Synonyms we use indifferently: as folk for people, and Lord for Jehovah, and sometimes (though seldom) God for Jehovah; for which (as for some other interpretations of places cited in the New Testament) we have the scripture’s authority Ps. 14 with 53. Heb. 1:6. with Psalm 97:7. Where a phrase is doubtful we have followed that which (in our own apprehension) is most genuine and edifying:
Sometime we have contracted, sometimes dilated the same Hebrew word, both for the verse and the verse sake: which dilation we conceive to be no paraphrastical addition no more than the contraction of a true and full translation to be any unfaithful detraction or diminution: as when we dilate who healeth and say he it is who healeth; so when we contract, those that stand in awe of God and say God fearers.
Lastly, because some Hebrew words have a more full and emphatic signification than any one English word can or does sometimes express, hence we have done that sometimes which faithful translators may do, viz. not only to translate the word but the emphasis of it; as lx mighty God, for God. jrb humbly bless for bless; rise to stand, Psalm 1. for stand. truth and faithfulness for truth. Howbeit, for the verse sake we do not always thus, yet we render the word truly though not fully; as when we sometimes say rejoice for shout for joy.
As for all other changes of numbers, tenses, and characters of speech, they are such as either the Hebrew will unforcedly bear, or our English forceably calls for, or in no way changes the sense; and such are printed usually in another character.
If therefore the verses are not always so smooth and elegant as some may desire or expect; let them consider that God’s altar needs not our polishings: Ex. 20. for we have respected rather a plain translation, than to smooth our verses with the sweetness of any paraphrases, and so have attended conscience rather than elegance, fidelity rather than poetry, in translating the Hebrew words into English language, and David’s poetry into English metre; that so we may sing in Sion the Lord’s songs of praise according to his own will; until he take us from hence, and wipe away all out tears, and bid us enter into our Master’s joy to sing eternal hallelujahs.

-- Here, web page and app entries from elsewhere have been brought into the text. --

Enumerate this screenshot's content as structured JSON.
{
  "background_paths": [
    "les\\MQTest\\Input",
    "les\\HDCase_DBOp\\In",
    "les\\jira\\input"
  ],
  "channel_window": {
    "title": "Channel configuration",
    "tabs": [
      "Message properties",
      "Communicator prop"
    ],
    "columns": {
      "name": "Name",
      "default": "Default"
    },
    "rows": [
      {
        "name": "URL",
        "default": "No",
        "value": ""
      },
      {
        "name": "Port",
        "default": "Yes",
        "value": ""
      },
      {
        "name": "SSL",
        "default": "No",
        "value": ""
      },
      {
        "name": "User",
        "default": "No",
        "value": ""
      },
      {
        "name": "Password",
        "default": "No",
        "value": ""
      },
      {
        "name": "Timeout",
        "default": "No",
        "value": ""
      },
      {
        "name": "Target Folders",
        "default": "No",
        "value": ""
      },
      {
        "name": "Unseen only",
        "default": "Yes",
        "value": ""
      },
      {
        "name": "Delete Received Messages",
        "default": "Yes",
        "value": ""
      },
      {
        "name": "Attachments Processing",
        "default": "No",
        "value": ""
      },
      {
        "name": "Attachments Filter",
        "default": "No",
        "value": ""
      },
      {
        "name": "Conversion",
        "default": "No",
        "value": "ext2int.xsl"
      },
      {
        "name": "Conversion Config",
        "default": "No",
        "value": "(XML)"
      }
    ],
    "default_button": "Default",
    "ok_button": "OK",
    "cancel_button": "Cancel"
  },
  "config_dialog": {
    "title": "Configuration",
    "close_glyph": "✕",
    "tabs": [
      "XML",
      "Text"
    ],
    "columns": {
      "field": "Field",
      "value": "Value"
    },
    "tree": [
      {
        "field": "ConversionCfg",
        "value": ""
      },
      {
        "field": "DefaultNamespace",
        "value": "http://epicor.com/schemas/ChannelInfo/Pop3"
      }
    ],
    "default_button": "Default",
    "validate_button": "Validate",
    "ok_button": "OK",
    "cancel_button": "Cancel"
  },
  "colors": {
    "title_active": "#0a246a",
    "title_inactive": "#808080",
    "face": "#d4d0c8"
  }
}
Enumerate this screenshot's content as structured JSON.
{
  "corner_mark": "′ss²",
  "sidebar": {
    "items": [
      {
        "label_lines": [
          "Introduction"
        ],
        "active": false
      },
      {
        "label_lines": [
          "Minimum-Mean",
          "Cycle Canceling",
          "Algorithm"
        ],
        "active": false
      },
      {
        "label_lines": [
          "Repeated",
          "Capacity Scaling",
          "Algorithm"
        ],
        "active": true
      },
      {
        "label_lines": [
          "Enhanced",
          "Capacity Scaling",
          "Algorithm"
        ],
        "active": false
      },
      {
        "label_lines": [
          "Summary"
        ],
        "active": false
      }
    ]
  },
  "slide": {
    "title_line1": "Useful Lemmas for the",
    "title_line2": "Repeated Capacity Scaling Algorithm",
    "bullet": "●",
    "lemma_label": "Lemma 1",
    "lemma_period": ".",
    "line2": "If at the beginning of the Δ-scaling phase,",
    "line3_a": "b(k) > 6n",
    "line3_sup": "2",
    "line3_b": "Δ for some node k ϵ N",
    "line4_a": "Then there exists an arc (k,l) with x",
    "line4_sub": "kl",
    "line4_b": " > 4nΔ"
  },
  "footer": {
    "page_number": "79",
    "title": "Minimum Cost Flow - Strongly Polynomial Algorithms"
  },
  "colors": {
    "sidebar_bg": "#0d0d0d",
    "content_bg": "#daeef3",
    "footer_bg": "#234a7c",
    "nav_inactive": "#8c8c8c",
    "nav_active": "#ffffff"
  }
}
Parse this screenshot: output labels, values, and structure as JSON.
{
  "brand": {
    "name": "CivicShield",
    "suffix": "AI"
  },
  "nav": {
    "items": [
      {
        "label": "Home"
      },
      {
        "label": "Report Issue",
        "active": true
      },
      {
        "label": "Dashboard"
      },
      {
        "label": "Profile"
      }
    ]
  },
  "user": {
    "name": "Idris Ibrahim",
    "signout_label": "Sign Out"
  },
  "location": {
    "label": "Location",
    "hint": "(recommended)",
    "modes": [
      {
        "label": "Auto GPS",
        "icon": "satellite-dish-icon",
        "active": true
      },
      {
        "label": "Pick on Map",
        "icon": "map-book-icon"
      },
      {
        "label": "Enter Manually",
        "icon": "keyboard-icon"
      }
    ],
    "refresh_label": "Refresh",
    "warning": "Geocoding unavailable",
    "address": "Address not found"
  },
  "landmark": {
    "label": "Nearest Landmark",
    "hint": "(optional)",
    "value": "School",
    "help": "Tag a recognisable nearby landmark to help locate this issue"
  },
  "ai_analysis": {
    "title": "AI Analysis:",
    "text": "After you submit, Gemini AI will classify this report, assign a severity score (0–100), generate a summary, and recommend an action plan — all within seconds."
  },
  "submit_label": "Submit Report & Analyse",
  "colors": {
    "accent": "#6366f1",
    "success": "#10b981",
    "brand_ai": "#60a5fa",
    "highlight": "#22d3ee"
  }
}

Songs of the Puritans The first book printed in America. Supervised by Richard Mather, Thomas Weld and John Eliot. Printed by Stephen Daye, at Cambridge, Mass., 1640